Beyond lithium: New solid state ZnI₂ battery design opens doors for sustainable energy storage


Rechargeable aqueous zinc-iodine batteries get a lot of attention because they are safe, do not cost much, and have a high theoretical capacity. Zinc has a high theoretical capacity (820 mAh g-1) and iodine is found in large amounts in the Earth’s crust. However, the limited cycle life of zinc-iodine batteries remains a significant challenge for their market viability.

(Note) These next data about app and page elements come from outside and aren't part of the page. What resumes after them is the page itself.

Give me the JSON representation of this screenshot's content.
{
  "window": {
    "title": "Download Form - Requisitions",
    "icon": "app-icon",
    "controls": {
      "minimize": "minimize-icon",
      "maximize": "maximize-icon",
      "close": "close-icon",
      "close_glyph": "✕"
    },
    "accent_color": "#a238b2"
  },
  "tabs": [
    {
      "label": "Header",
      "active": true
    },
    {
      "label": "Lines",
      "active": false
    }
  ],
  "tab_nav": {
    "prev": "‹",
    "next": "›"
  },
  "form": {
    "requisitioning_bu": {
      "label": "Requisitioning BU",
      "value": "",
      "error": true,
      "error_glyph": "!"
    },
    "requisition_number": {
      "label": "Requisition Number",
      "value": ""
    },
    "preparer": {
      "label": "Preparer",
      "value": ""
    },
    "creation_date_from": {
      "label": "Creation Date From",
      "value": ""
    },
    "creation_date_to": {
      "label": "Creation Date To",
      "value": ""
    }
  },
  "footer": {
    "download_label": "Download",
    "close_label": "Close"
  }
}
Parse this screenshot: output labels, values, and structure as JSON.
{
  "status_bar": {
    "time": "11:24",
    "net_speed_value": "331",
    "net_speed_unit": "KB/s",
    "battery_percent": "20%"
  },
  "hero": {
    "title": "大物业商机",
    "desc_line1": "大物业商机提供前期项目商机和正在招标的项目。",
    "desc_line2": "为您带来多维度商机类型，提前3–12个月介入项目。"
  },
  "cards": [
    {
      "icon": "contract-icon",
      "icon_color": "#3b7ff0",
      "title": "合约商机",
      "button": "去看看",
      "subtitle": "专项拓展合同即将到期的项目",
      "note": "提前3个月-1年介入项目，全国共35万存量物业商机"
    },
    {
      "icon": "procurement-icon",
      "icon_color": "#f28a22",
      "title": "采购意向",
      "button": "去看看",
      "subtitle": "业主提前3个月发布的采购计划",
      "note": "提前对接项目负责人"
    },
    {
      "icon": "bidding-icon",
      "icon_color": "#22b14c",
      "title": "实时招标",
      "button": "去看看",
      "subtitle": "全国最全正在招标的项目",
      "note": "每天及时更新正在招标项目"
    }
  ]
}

The thermodynamic instability of the zinc electrode in an aqueous electrolyte always leads to the release of hydrogen, which causes the battery to swell and eventually fail. In addition, in aqueous electrolytes, reversible redox reactions often occur at the iodine cathode, involving triiodide, iodide, and polyiodide (I3-/I-/I5-). The ZnO and Zn(OH)42- passivation layers may further interact with triiodide and exacerbate the adverse effects on the zinc anode. Therefore, mitigating these parasitic side reactions on the zinc surface is essential to achieve a long-life rechargeable ZnI2 battery.

The researchers reported a new class of fluorinated block copolymers as solid electrolytes for the development of all-solid-state ZnI2 batteries with extended lifespan. The results of the study suggest that the zinc metal anode circulating in this solid electrolyte forms a stable fluoride-rich SEI layer, which promotes the deposition of zinc in the horizontal direction and prevents the growth of harmful zinc dendrites that can damage the separator and cause battery failure.

In addition, this solid electrolyte effectively relieves the I3- shuttle problem extending the battery lifetime. Symmetrical cells assembled with this solid electrolyte are stably plated and stripped for about 5,000 hours at 0.2 mA cm-2. The complete ZnI2 battery has a longer rating of 0.5 C, impressive rate performance, and nearly 100% coulombic efficiency for more than 7,000 cycles (over 10,000 hours). The electrolyte exhibits excellent rate performance, delivering a reversible capacity of 79.8 mAh g-1 even at ultra-high current densities of 20 C.

These results highlight the great commercial potential of this all-solid-state battery. This study opens a new avenue for the design of fluorosolid-state polymer electrolytes for next-generation ZnI2 batteries with dendricity-free Zn metal anodes and ultra-long battery life.



Future research will explore more practical application scenarios of this battery while controlling costs. This solid-state ZnI2 battery featuring the solid perfluoropolyether (PFPE)-based polymer electrolyte demonstrates the formation of a solid electrolyte interphase (SEI) layer on zinc, promoting horizontal zinc growth, mitigating dendrite penetration, and enhancing battery cycle life.

Moreover, the solid electrolyte hinders the iodine ion shuttle effect, reducing zinc foil corrosion. Symmetric batteries employing this electrolyte demonstrate excellent cycle performance, maintaining stability for approximately 5,000 hours at room temperature, while solid-state ZnI2 batteries exhibit over 7,000 cycles with a capacity retention exceeding 72.2%.

This work offers a promising pathway to achieving reliable energy storage in solid-state ZnI2 batteries and introduces innovative concepts for flexible and wearable zinc batteries.

The research is published in the journal Materials Futures.

More information: Yongxin Huang et al, Enhancing Performance and Longevity of Solid-State Zinc-Iodine Batteries with Fluorine-Rich Solid Electrolyte Interphase, Materials Futures (2024). DOI: 10.1088/2752-5724/ad50f1

Provided by Songshan Lake Materials Laboratory